Exin Group Considers Acquisition of Israeli Insurance Company Clal
The Amsterdam-headquartered financial firm is making the offer according to a company valuation of $1.3 billion, but Clal's stakeholder wants a deal according to a valuation of $1.57-$1.7 billion
For daily updates, subscribe to our newsletter by clicking here.Exin offers financial services such as insurance, asset management and reinsurance. In addition to its Amsterdam headquarters, the group has offices in Barcelona, Athens, London and Zurich. In June the group won a tender to acquire a stake in Ethniki Insurance, the insurance unit of Greece's national bank, but a Thursday BloombergQuint report says the group may be having problems coming up with the funds.
Exin's offer reflects a compensation of 90% of Clal's equity, which stands at around $1.45 billion, and a premium of 36% on its market capitalization.
Argentinian businessman Eduardo Elsztain, who is Clal's controlling stakeholder through Israel-based IDB Development Corporation Ltd., is holding out for a deal according to a company valuation of $1.57-$1.7 billion, 10%-20% above Clal's equity, the person said.
Clal's sale has been on the table several times before. In 2014-2015, New York-headquartered insurance firm AmTrust Financial Services Inc. made an offer for the company but withdrew it once Chinese companies came into the bidding with higher offers. In September 2017, IDB announced it has agreed to sell its stake in Clal to Hong Kong-based Huabang Financial Holdings, but the deal fell through in November.
Historically, Israel's regulators have been reluctant to approve the sale of Israel-based companies to Chinese entities. Israeli insurer Phoenix Holdings, for example, had two deals blocked by the regulator: one in 2016 that would have seen Phoenix sold to Chinese conglomerate Fosun International, and one in 2017 that would have seen it acquired by China’s Fujian Yango Group. In December, Phoenix's majority sale to Bermuda-headquartered multinational Sirius International Insurance Group Ltd. was approved by the Israeli regulator.
Another deal that fell through, in August 2017, was the acquisition of Israel’s second largest investment house Meitav-Dash by Chinese affiliated London-based private equity firm XIO Group.

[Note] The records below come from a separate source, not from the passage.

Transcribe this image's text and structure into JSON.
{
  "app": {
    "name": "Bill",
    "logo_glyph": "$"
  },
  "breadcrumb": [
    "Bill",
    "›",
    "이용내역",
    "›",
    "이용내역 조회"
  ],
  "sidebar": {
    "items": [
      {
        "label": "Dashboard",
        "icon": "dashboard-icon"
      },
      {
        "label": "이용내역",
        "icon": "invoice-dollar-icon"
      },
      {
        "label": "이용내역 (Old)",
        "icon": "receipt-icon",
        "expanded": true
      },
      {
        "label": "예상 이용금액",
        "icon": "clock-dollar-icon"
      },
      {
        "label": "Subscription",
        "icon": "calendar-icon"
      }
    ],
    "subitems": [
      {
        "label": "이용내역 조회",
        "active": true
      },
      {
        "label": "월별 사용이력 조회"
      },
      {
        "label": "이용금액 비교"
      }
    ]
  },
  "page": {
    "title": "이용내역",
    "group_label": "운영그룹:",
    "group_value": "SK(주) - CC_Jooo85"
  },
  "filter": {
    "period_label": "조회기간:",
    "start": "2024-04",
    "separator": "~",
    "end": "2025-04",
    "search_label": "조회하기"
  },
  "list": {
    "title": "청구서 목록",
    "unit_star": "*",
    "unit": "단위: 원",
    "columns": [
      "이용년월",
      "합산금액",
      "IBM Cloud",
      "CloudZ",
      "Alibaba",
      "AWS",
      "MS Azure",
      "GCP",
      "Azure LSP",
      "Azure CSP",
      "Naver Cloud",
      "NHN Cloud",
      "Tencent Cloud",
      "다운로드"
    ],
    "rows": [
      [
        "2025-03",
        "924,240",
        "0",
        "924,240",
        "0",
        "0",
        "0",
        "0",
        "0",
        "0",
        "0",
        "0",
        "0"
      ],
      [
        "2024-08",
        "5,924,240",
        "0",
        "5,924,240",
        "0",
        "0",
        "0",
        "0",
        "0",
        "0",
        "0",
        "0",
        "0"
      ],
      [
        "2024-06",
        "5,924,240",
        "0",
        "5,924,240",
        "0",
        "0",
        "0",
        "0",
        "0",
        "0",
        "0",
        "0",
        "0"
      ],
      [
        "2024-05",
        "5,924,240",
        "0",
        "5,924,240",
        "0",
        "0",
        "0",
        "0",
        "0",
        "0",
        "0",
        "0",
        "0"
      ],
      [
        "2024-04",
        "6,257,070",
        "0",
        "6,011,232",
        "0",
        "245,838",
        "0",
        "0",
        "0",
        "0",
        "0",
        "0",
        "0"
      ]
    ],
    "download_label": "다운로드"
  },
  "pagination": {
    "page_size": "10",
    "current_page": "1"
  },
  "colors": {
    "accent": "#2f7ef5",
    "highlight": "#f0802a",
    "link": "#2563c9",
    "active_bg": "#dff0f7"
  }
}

An Israeli law passed in 2013 dictates that by the end of 2019 IDB must decide whether to divest its financial assets, such as Clal, or its non-financial ones, such as Israeli telecommunication company Cellcom, as holding companies are now prohibited from owning both. According to a previous agreement with the regulator, IDB should've sold its stake in Clal, which stands at 39.39% fully diluted as of March 1, by June 2016. As it did not, it must now sell 5% of its stake every quarter. By now IDB has sold 15% of the stake.
Exin has been approached for comment but has yet to reply.